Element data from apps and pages
--

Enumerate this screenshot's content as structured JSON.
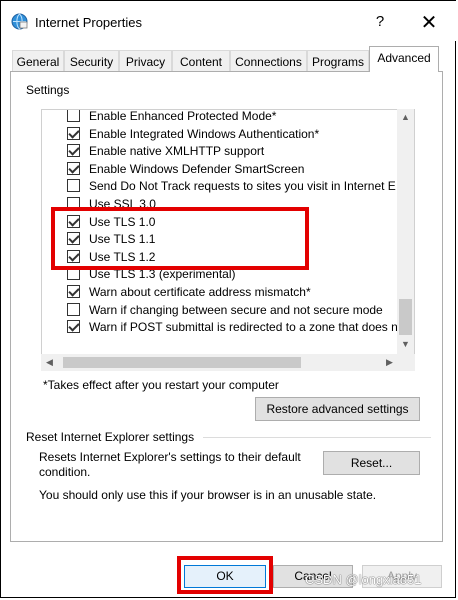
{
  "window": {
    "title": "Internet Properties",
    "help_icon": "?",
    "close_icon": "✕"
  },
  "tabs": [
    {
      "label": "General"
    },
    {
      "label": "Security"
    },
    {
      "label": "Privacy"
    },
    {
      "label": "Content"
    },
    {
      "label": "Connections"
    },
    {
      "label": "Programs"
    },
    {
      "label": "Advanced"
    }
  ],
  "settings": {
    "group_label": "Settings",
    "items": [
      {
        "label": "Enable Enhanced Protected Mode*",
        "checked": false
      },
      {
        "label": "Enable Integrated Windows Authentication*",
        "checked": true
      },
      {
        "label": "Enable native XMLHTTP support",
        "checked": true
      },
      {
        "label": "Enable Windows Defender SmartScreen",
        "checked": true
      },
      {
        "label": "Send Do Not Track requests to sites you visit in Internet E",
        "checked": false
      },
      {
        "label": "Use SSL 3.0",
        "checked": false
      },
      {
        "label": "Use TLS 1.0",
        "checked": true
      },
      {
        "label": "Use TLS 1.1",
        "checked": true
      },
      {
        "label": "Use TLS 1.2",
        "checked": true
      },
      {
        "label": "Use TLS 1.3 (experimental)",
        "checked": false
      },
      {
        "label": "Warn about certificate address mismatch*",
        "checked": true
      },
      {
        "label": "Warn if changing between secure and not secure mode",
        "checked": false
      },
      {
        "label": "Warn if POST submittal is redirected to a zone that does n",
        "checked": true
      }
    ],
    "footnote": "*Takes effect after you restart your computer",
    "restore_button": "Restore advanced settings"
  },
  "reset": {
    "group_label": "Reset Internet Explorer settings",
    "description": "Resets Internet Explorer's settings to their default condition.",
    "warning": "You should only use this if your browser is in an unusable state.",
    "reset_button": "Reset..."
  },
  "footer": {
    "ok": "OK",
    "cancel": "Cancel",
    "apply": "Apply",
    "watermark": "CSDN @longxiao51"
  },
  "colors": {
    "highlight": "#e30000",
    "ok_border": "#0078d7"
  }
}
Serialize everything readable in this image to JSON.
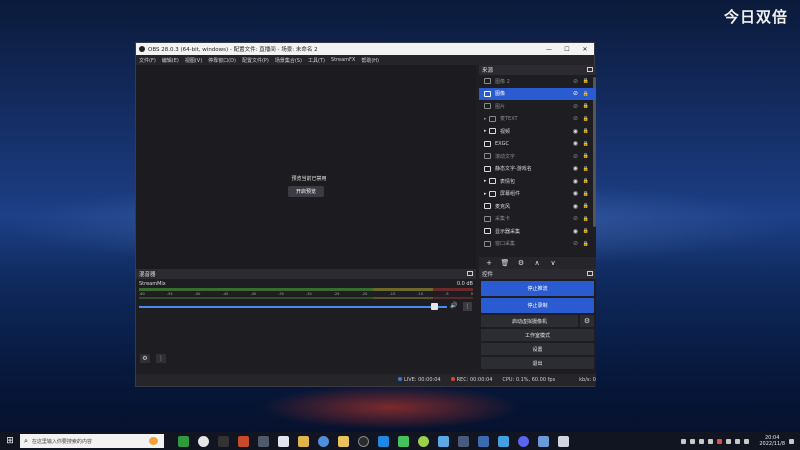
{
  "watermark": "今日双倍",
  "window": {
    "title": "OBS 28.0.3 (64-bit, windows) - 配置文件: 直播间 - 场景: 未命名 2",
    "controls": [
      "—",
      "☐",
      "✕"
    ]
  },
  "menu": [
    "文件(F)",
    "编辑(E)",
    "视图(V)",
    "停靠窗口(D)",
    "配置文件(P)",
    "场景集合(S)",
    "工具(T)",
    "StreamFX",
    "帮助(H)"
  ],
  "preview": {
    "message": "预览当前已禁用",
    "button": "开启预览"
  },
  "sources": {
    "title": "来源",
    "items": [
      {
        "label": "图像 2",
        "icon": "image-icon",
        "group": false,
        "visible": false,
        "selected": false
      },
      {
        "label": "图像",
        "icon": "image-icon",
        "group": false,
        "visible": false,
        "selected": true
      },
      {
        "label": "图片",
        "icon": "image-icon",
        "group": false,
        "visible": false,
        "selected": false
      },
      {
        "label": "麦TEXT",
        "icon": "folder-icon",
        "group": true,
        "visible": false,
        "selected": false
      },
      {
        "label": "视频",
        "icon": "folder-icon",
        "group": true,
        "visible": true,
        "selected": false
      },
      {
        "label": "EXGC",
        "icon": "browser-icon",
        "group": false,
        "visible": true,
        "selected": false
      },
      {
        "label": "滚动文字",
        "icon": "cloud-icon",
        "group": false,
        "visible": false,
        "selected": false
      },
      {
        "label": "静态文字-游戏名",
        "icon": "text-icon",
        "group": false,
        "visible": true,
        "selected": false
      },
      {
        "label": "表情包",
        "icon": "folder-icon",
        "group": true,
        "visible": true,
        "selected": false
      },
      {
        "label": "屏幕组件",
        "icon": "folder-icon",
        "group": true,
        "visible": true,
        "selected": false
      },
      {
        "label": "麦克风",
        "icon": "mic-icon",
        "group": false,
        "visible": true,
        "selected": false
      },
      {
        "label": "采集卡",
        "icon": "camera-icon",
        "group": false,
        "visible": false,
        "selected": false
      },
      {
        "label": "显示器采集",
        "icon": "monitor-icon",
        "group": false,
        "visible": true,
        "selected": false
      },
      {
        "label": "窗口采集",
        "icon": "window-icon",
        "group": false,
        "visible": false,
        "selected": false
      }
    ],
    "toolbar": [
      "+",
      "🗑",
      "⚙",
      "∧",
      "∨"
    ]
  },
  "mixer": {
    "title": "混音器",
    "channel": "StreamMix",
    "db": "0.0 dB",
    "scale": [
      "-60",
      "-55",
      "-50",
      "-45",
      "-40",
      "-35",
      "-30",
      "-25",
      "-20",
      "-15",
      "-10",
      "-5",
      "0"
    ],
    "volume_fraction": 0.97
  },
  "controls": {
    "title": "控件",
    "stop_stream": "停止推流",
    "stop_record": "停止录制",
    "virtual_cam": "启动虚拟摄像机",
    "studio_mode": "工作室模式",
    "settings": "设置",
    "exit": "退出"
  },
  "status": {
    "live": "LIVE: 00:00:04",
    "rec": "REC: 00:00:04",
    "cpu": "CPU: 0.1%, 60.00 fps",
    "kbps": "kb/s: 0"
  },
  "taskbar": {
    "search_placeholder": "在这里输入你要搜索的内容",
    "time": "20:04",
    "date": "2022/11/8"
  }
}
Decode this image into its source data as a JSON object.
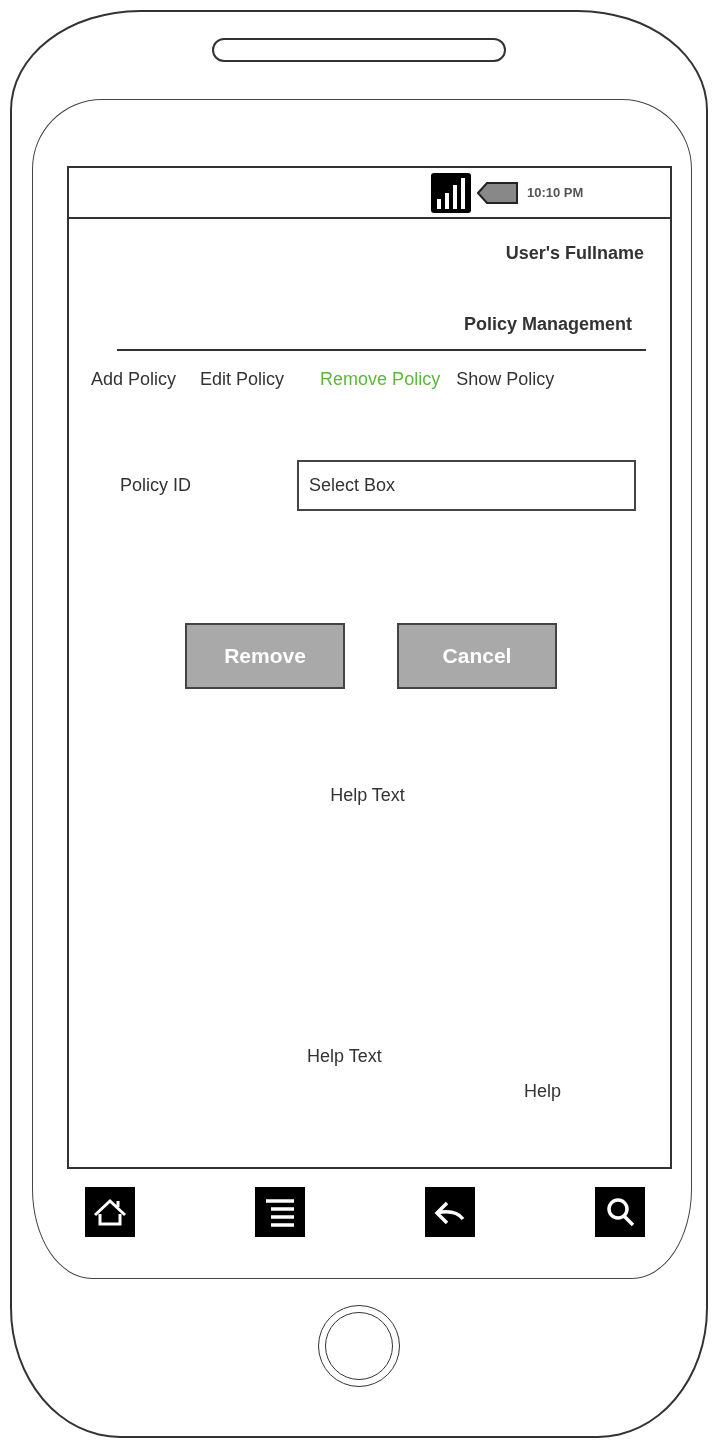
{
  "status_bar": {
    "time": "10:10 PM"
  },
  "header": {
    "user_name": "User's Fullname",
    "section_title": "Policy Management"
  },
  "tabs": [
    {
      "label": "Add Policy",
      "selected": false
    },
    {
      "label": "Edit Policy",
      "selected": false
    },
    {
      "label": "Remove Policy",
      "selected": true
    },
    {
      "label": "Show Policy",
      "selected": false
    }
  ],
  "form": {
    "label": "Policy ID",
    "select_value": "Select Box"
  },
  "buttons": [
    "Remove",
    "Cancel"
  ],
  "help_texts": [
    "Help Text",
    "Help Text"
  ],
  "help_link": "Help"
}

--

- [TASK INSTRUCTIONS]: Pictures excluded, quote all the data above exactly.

- [ANSWER TO THIS PROBLEM]:
Enumerate this screenshot's content as structured JSON.
{
  "window": {
    "title": "Internet Properties",
    "help_icon": "?",
    "close_icon": "✕"
  },
  "tabs": [
    {
      "label": "General"
    },
    {
      "label": "Security"
    },
    {
      "label": "Privacy"
    },
    {
      "label": "Content"
    },
    {
      "label": "Connections"
    },
    {
      "label": "Programs"
    },
    {
      "label": "Advanced"
    }
  ],
  "settings": {
    "group_label": "Settings",
    "items": [
      {
        "label": "Enable Enhanced Protected Mode*",
        "checked": false
      },
      {
        "label": "Enable Integrated Windows Authentication*",
        "checked": true
      },
      {
        "label": "Enable native XMLHTTP support",
        "checked": true
      },
      {
        "label": "Enable Windows Defender SmartScreen",
        "checked": true
      },
      {
        "label": "Send Do Not Track requests to sites you visit in Internet E",
        "checked": false
      },
      {
        "label": "Use SSL 3.0",
        "checked": false
      },
      {
        "label": "Use TLS 1.0",
        "checked": true
      },
      {
        "label": "Use TLS 1.1",
        "checked": true
      },
      {
        "label": "Use TLS 1.2",
        "checked": true
      },
      {
        "label": "Use TLS 1.3 (experimental)",
        "checked": false
      },
      {
        "label": "Warn about certificate address mismatch*",
        "checked": true
      },
      {
        "label": "Warn if changing between secure and not secure mode",
        "checked": false
      },
      {
        "label": "Warn if POST submittal is redirected to a zone that does n",
        "checked": true
      }
    ],
    "footnote": "*Takes effect after you restart your computer",
    "restore_button": "Restore advanced settings"
  },
  "reset": {
    "group_label": "Reset Internet Explorer settings",
    "description": "Resets Internet Explorer's settings to their default condition.",
    "warning": "You should only use this if your browser is in an unusable state.",
    "reset_button": "Reset..."
  },
  "footer": {
    "ok": "OK",
    "cancel": "Cancel",
    "apply": "Apply",
    "watermark": "CSDN @longxiao51"
  },
  "colors": {
    "highlight": "#e30000",
    "ok_border": "#0078d7"
  }
}
Serialize everything readable in this image to JSON.
{
  "watermark": "今日双倍",
  "window": {
    "title": "OBS 28.0.3 (64-bit, windows) - 配置文件: 直播间 - 场景: 未命名 2",
    "controls": [
      "—",
      "☐",
      "✕"
    ]
  },
  "menu": [
    "文件(F)",
    "编辑(E)",
    "视图(V)",
    "停靠窗口(D)",
    "配置文件(P)",
    "场景集合(S)",
    "工具(T)",
    "StreamFX",
    "帮助(H)"
  ],
  "preview": {
    "message": "预览当前已禁用",
    "button": "开启预览"
  },
  "sources": {
    "title": "来源",
    "items": [
      {
        "label": "图像 2",
        "icon": "image-icon",
        "group": false,
        "visible": false,
        "selected": false
      },
      {
        "label": "图像",
        "icon": "image-icon",
        "group": false,
        "visible": false,
        "selected": true
      },
      {
        "label": "图片",
        "icon": "image-icon",
        "group": false,
        "visible": false,
        "selected": false
      },
      {
        "label": "麦TEXT",
        "icon": "folder-icon",
        "group": true,
        "visible": false,
        "selected": false
      },
      {
        "label": "视频",
        "icon": "folder-icon",
        "group": true,
        "visible": true,
        "selected": false
      },
      {
        "label": "EXGC",
        "icon": "browser-icon",
        "group": false,
        "visible": true,
        "selected": false
      },
      {
        "label": "滚动文字",
        "icon": "cloud-icon",
        "group": false,
        "visible": false,
        "selected": false
      },
      {
        "label": "静态文字-游戏名",
        "icon": "text-icon",
        "group": false,
        "visible": true,
        "selected": false
      },
      {
        "label": "表情包",
        "icon": "folder-icon",
        "group": true,
        "visible": true,
        "selected": false
      },
      {
        "label": "屏幕组件",
        "icon": "folder-icon",
        "group": true,
        "visible": true,
        "selected": false
      },
      {
        "label": "麦克风",
        "icon": "mic-icon",
        "group": false,
        "visible": true,
        "selected": false
      },
      {
        "label": "采集卡",
        "icon": "camera-icon",
        "group": false,
        "visible": false,
        "selected": false
      },
      {
        "label": "显示器采集",
        "icon": "monitor-icon",
        "group": false,
        "visible": true,
        "selected": false
      },
      {
        "label": "窗口采集",
        "icon": "window-icon",
        "group": false,
        "visible": false,
        "selected": false
      }
    ],
    "toolbar": [
      "+",
      "🗑",
      "⚙",
      "∧",
      "∨"
    ]
  },
  "mixer": {
    "title": "混音器",
    "channel": "StreamMix",
    "db": "0.0 dB",
    "scale": [
      "-60",
      "-55",
      "-50",
      "-45",
      "-40",
      "-35",
      "-30",
      "-25",
      "-20",
      "-15",
      "-10",
      "-5",
      "0"
    ],
    "volume_fraction": 0.97
  },
  "controls": {
    "title": "控件",
    "stop_stream": "停止推流",
    "stop_record": "停止录制",
    "virtual_cam": "启动虚拟摄像机",
    "studio_mode": "工作室模式",
    "settings": "设置",
    "exit": "退出"
  },
  "status": {
    "live": "LIVE: 00:00:04",
    "rec": "REC: 00:00:04",
    "cpu": "CPU: 0.1%, 60.00 fps",
    "kbps": "kb/s: 0"
  },
  "taskbar": {
    "search_placeholder": "在这里输入你要搜索的内容",
    "time": "20:04",
    "date": "2022/11/8"
  }
}
Decode this image into its source data as a JSON object.
{
  "status_bar": {
    "time": "10:10 PM"
  },
  "header": {
    "user_name": "User's Fullname",
    "section_title": "Policy Management"
  },
  "tabs": [
    {
      "label": "Add Policy",
      "selected": false
    },
    {
      "label": "Edit Policy",
      "selected": false
    },
    {
      "label": "Remove Policy",
      "selected": true
    },
    {
      "label": "Show Policy",
      "selected": false
    }
  ],
  "form": {
    "label": "Policy ID",
    "select_value": "Select Box"
  },
  "buttons": [
    "Remove",
    "Cancel"
  ],
  "help_texts": [
    "Help Text",
    "Help Text"
  ],
  "help_link": "Help"
}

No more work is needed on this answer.